Have you ever heard anyone say, "Oh yay! I get to go to the hospital!"
Other than the occasional pregnant lady, I doubt it.
I imagine, like me, you're glad you have access to quality medical care, but hope you don't have to use it very often.
However, many times we find the greatest kindness when we are physically or emotionally wounded and can finally get the help we need.
The nurses, doctors and support staff seem to breathe kindness as a way of life. They may be working on little sleep or longing for a sandwich to fuel their stomachs, but they radiate the willingness to help others first.
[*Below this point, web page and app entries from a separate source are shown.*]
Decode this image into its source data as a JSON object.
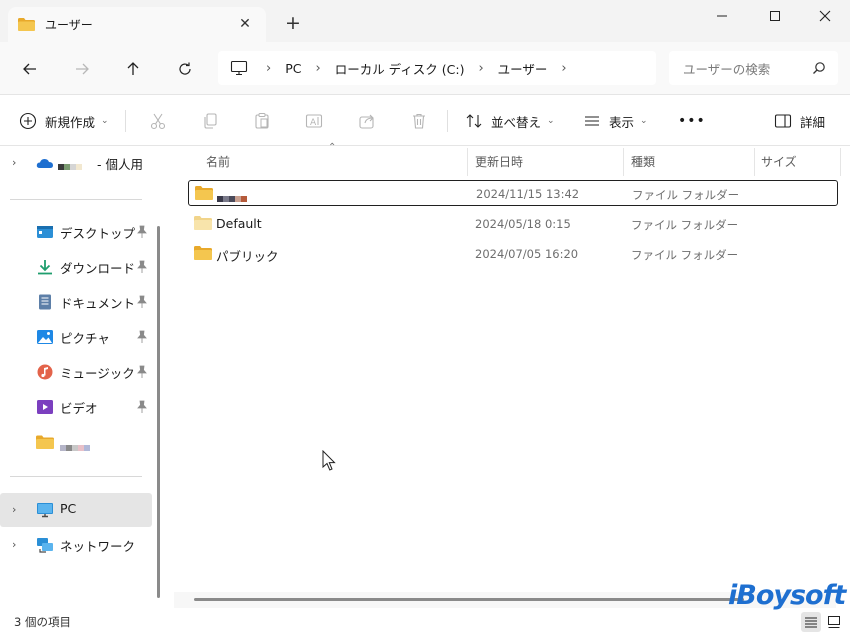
{
  "window": {
    "tab_title": "ユーザー",
    "new_tab_glyph": "+",
    "close_tab_glyph": "✕",
    "controls": {
      "minimize": "—",
      "maximize": "☐",
      "close": "✕"
    }
  },
  "address": {
    "crumbs": [
      "PC",
      "ローカル ディスク (C:)",
      "ユーザー"
    ],
    "search_placeholder": "ユーザーの検索"
  },
  "commands": {
    "new_label": "新規作成",
    "sort_label": "並べ替え",
    "view_label": "表示",
    "more_label": "•••",
    "details_label": "詳細"
  },
  "sidebar": {
    "onedrive_label": "- 個人用",
    "quick_access": [
      {
        "label": "デスクトップ",
        "icon": "desktop-icon"
      },
      {
        "label": "ダウンロード",
        "icon": "download-icon"
      },
      {
        "label": "ドキュメント",
        "icon": "documents-icon"
      },
      {
        "label": "ピクチャ",
        "icon": "pictures-icon"
      },
      {
        "label": "ミュージック",
        "icon": "music-icon"
      },
      {
        "label": "ビデオ",
        "icon": "videos-icon"
      }
    ],
    "pc_label": "PC",
    "network_label": "ネットワーク"
  },
  "columns": {
    "name": "名前",
    "modified": "更新日時",
    "type": "種類",
    "size": "サイズ"
  },
  "files": [
    {
      "name": "",
      "modified": "2024/11/15 13:42",
      "type": "ファイル フォルダー",
      "selected": true
    },
    {
      "name": "Default",
      "modified": "2024/05/18 0:15",
      "type": "ファイル フォルダー",
      "selected": false
    },
    {
      "name": "パブリック",
      "modified": "2024/07/05 16:20",
      "type": "ファイル フォルダー",
      "selected": false
    }
  ],
  "status": {
    "item_count": "3 個の項目"
  },
  "watermark": "iBoysoft",
  "colors": {
    "folder": "#f4c64f",
    "folder_back": "#e8a92b",
    "accent": "#1e6fd0"
  }
}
I've had two women send in stories recently about the kindness they are finding and giving through the health care field. The first is from a woman named Joanne who got to bring home a special gift for her mom, thanks to the generosity and thoughtfulness of some pharmacy employees.
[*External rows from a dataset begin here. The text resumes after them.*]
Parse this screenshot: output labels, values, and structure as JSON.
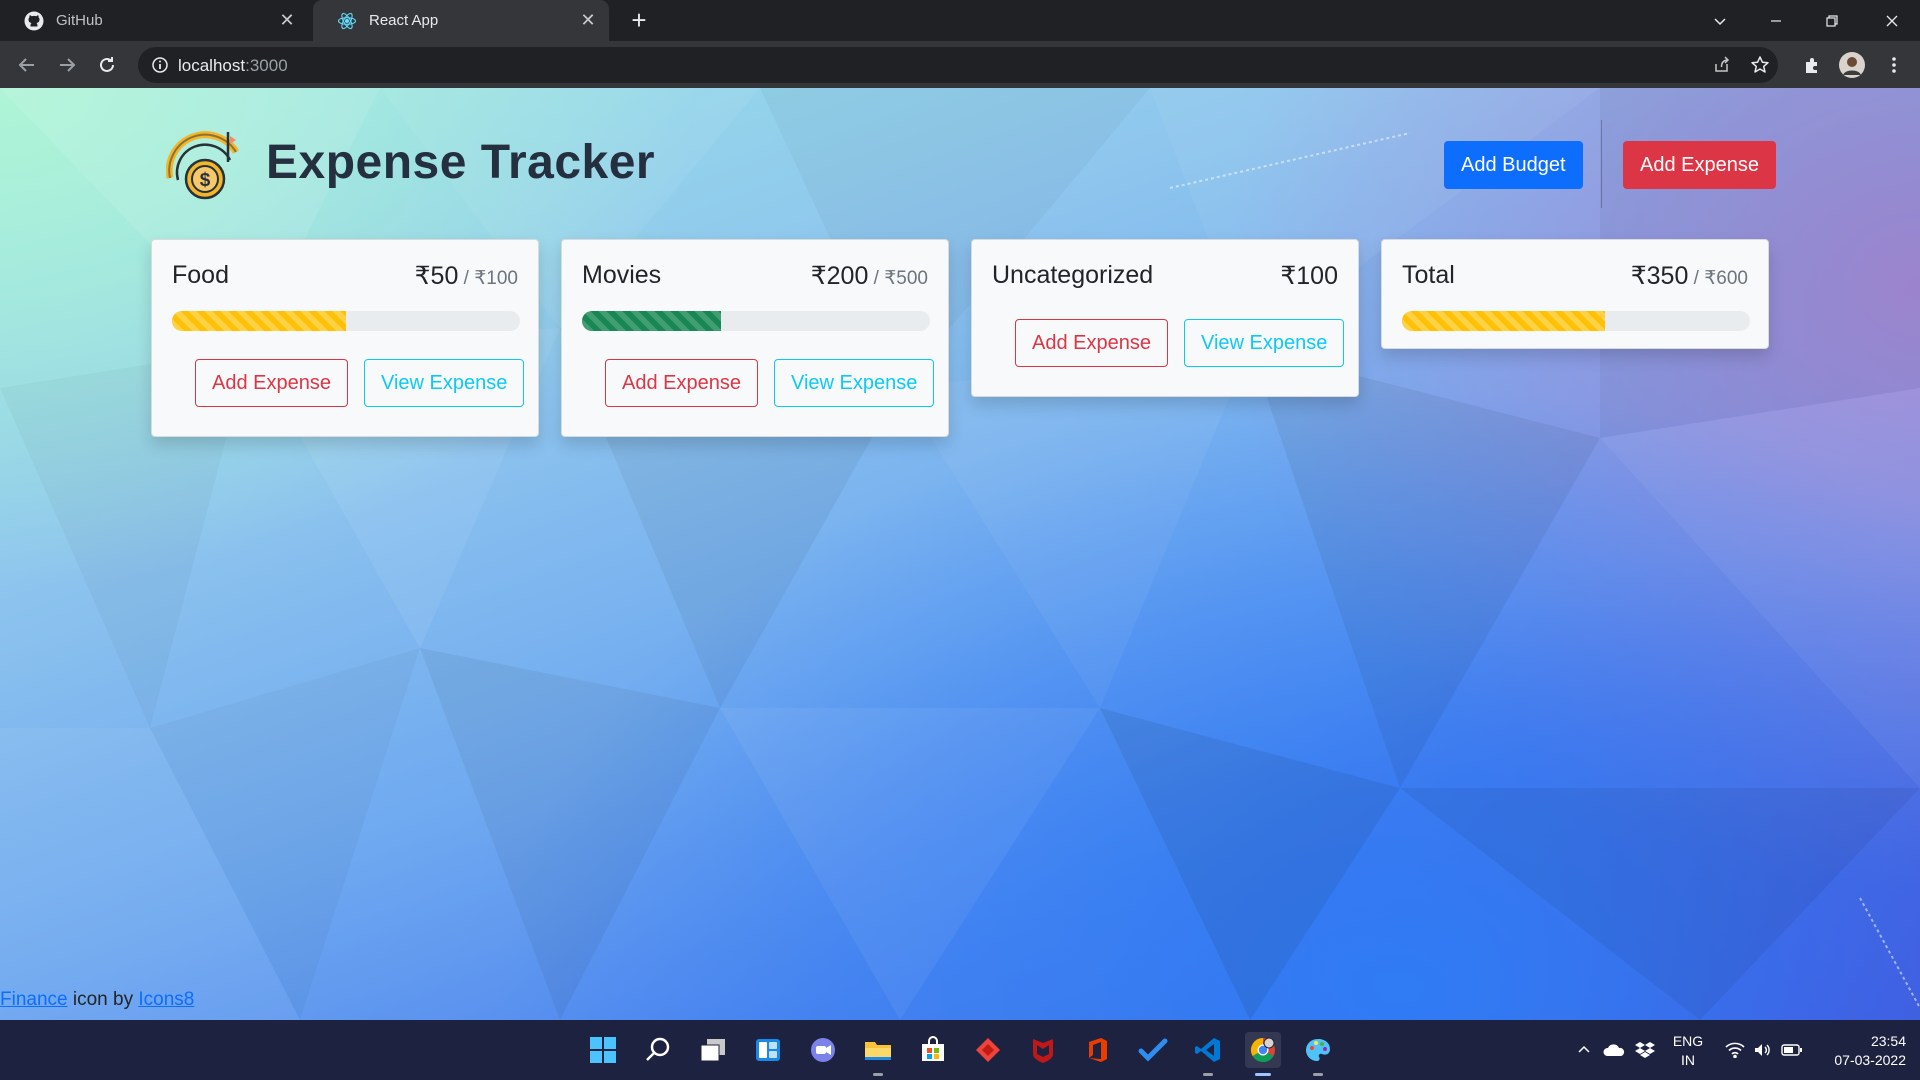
{
  "browser": {
    "tabs": [
      {
        "title": "GitHub",
        "icon": "github-icon",
        "active": false
      },
      {
        "title": "React App",
        "icon": "react-icon",
        "active": true
      }
    ],
    "url_host": "localhost",
    "url_port": ":3000"
  },
  "header": {
    "title": "Expense Tracker",
    "add_budget_label": "Add Budget",
    "add_expense_label": "Add Expense"
  },
  "cards": [
    {
      "name": "Food",
      "amount": "₹50",
      "max": " / ₹100",
      "progress": 0.5,
      "progress_color": "warning",
      "add_label": "Add Expense",
      "view_label": "View Expense"
    },
    {
      "name": "Movies",
      "amount": "₹200",
      "max": " / ₹500",
      "progress": 0.4,
      "progress_color": "success",
      "add_label": "Add Expense",
      "view_label": "View Expense"
    },
    {
      "name": "Uncategorized",
      "amount": "₹100",
      "add_label": "Add Expense",
      "view_label": "View Expense"
    },
    {
      "name": "Total",
      "amount": "₹350",
      "max": " / ₹600",
      "progress": 0.5833,
      "progress_color": "warning"
    }
  ],
  "credit": {
    "link1": "Finance",
    "middle": " icon by ",
    "link2": "Icons8"
  },
  "taskbar": {
    "apps": [
      "windows-start-icon",
      "search-icon",
      "task-view-icon",
      "widgets-icon",
      "teams-chat-icon",
      "file-explorer-icon",
      "store-icon",
      "anydesk-icon",
      "mcafee-icon",
      "office-icon",
      "todo-icon",
      "vscode-icon",
      "chrome-icon",
      "paint-icon"
    ],
    "lang_line1": "ENG",
    "lang_line2": "IN",
    "time": "23:54",
    "date": "07-03-2022"
  },
  "colors": {
    "primary": "#0d6efd",
    "danger": "#dc3545",
    "info": "#0dcaf0",
    "warning": "#ffc107",
    "success": "#198754"
  }
}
"When my mother was recently diagnosed for the second time with metastatic breast cancer, she said 'I won't take it lying down.' She takes so much medication it is hard to even count them, so she spends a lot of time at the pharmacy.
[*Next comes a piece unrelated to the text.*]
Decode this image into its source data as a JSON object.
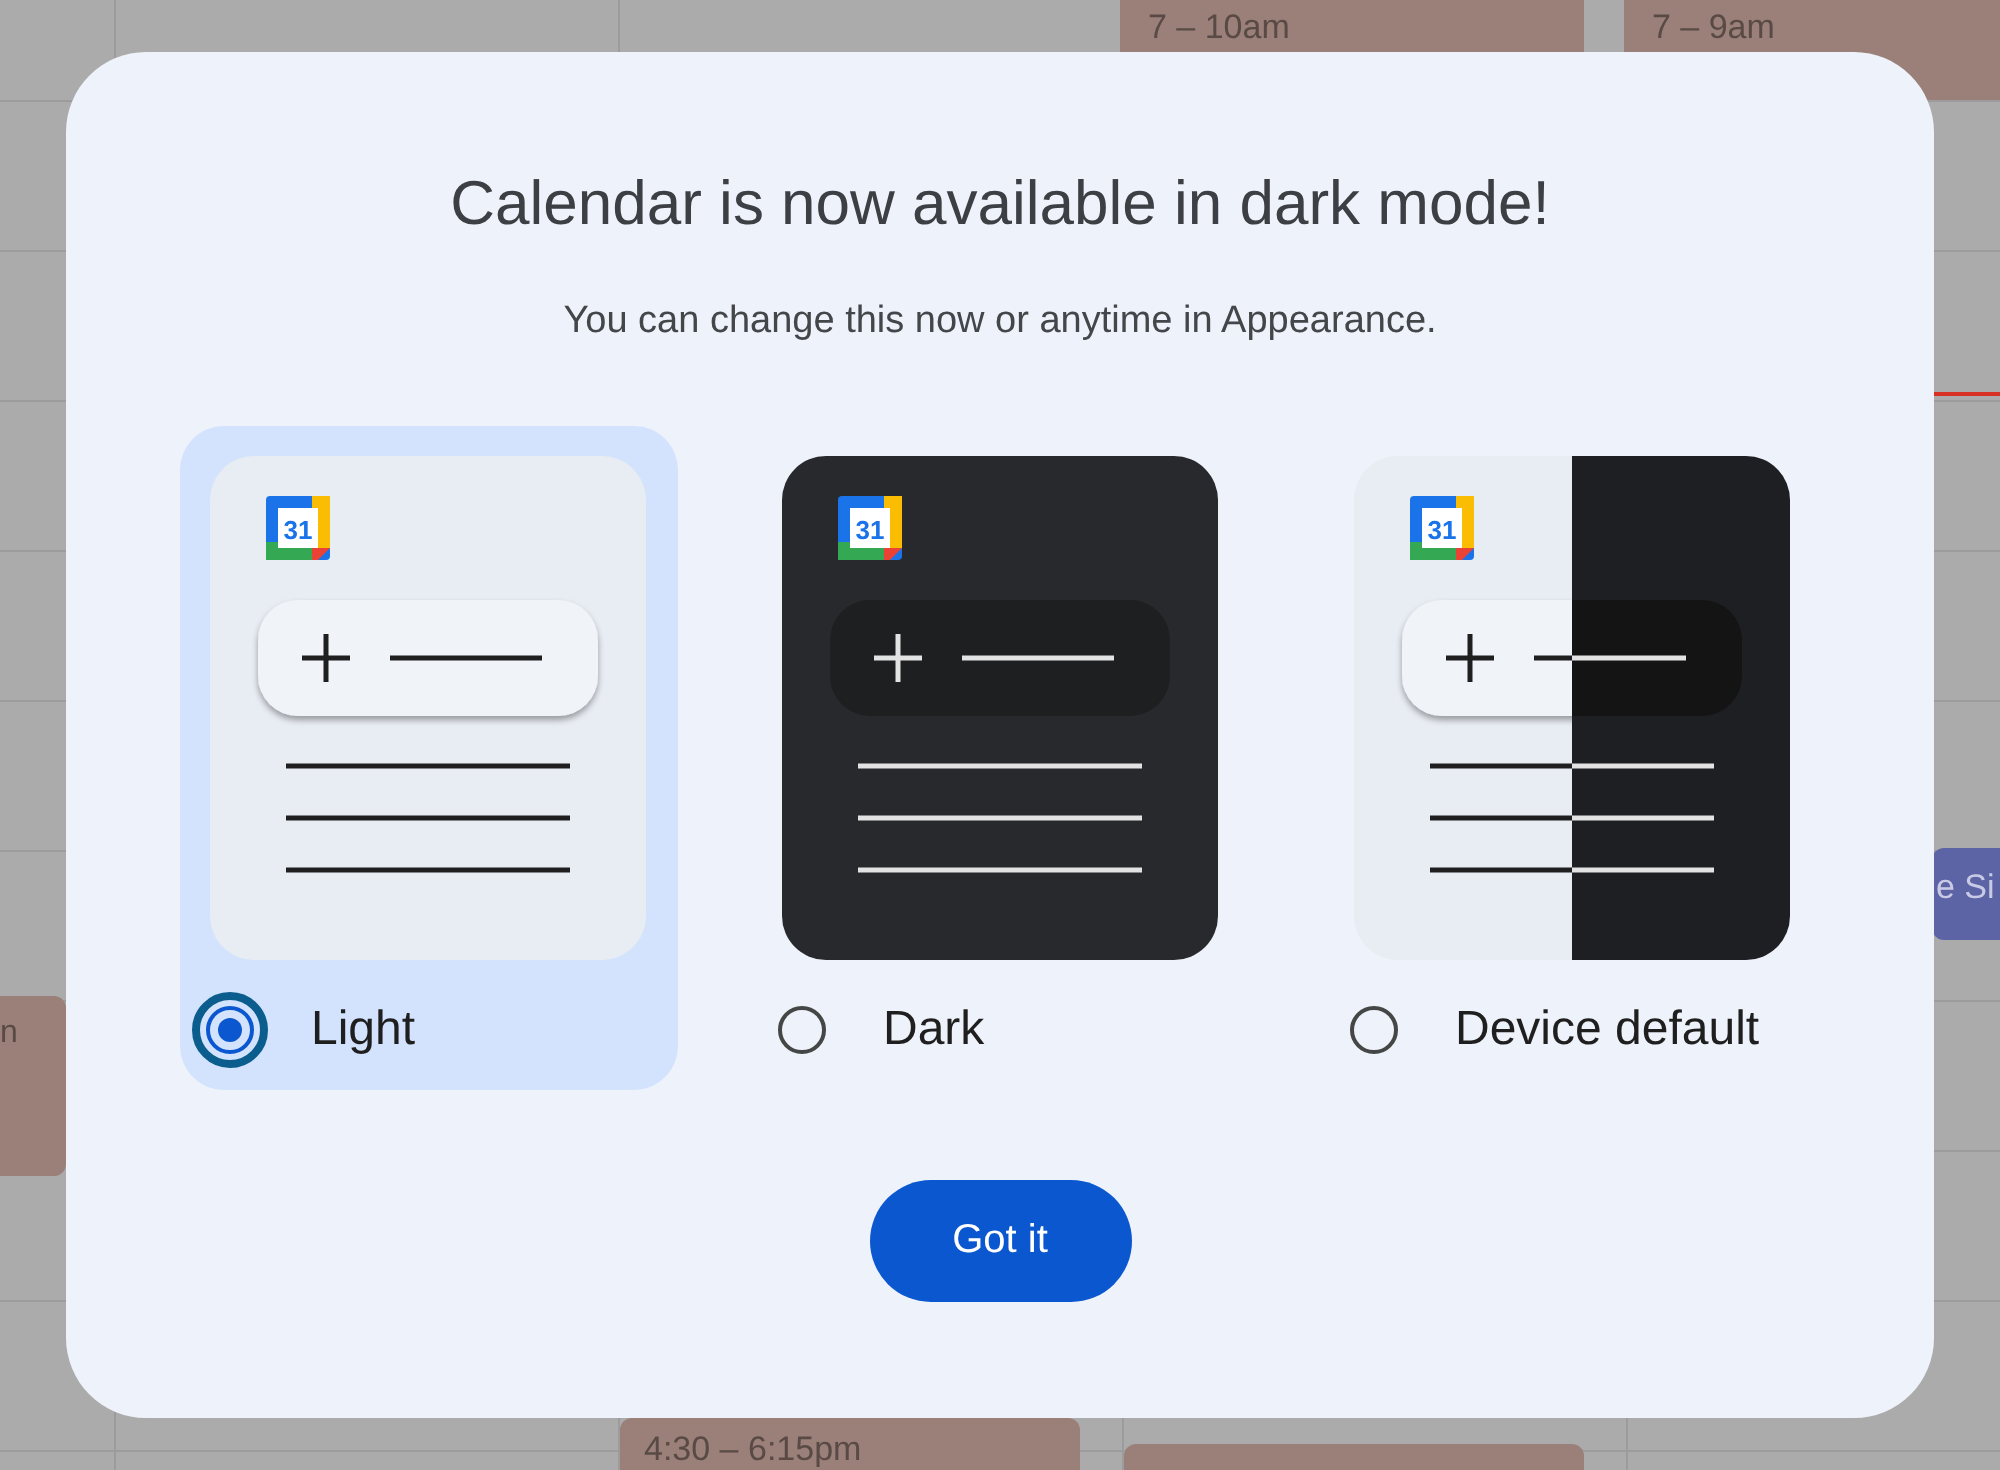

"Her positive attitude certainly seems to be noticed by the people who interact with her.
"I stopped at her regular pharmacy to fill a prescription for her. The pharmacist told me how much they love my mom and how special she is to them. They also said they know how much butterflies mean to her, so as a special act of kindness, they ordered her a cane covered in colorful butterflies. I brought it home to her with her meds. She was so surprised and cannot wait to use it the next time she goes to the clinic and visits the kind people at Dakota Clinic Pharmacy."
Wendy Pederson used her own traumatic experience as a catalyst for making other people's experience at the hospital just a bit more comfortable.
"I like to have a few Hospital Survival bags ready, just in case.
"The bags include wet wipes or baby wipes, nice fuzzy socks with gripper bottoms, dry shampoo and a hair brush, a travel-size bottle of baby powder and some kind of snack.
"I started making these after an unexpected hospitalization of my own a few years ago. I wasn't let out of bed for the first five days, and it's amazing how gross it feels when you can't wash your face or hands, not to mention your hair. If one of the gifts or snacks is not something to the patient's liking, then they can share it with the nurses or their roommate, continuing the kindness."
We may never go out looking for kindness at a hospital or medical facility, but if you happen to be there, I hope you notice all the ways in which you are surrounded by people who care.
Please continue to share your stories of kindness with me at email@example.com. Or send a letter to Kindness is Contagious c/o Nicole J. Phillips, The Forum, 101 5th St. N., Box 2020, Fargo, ND 58107.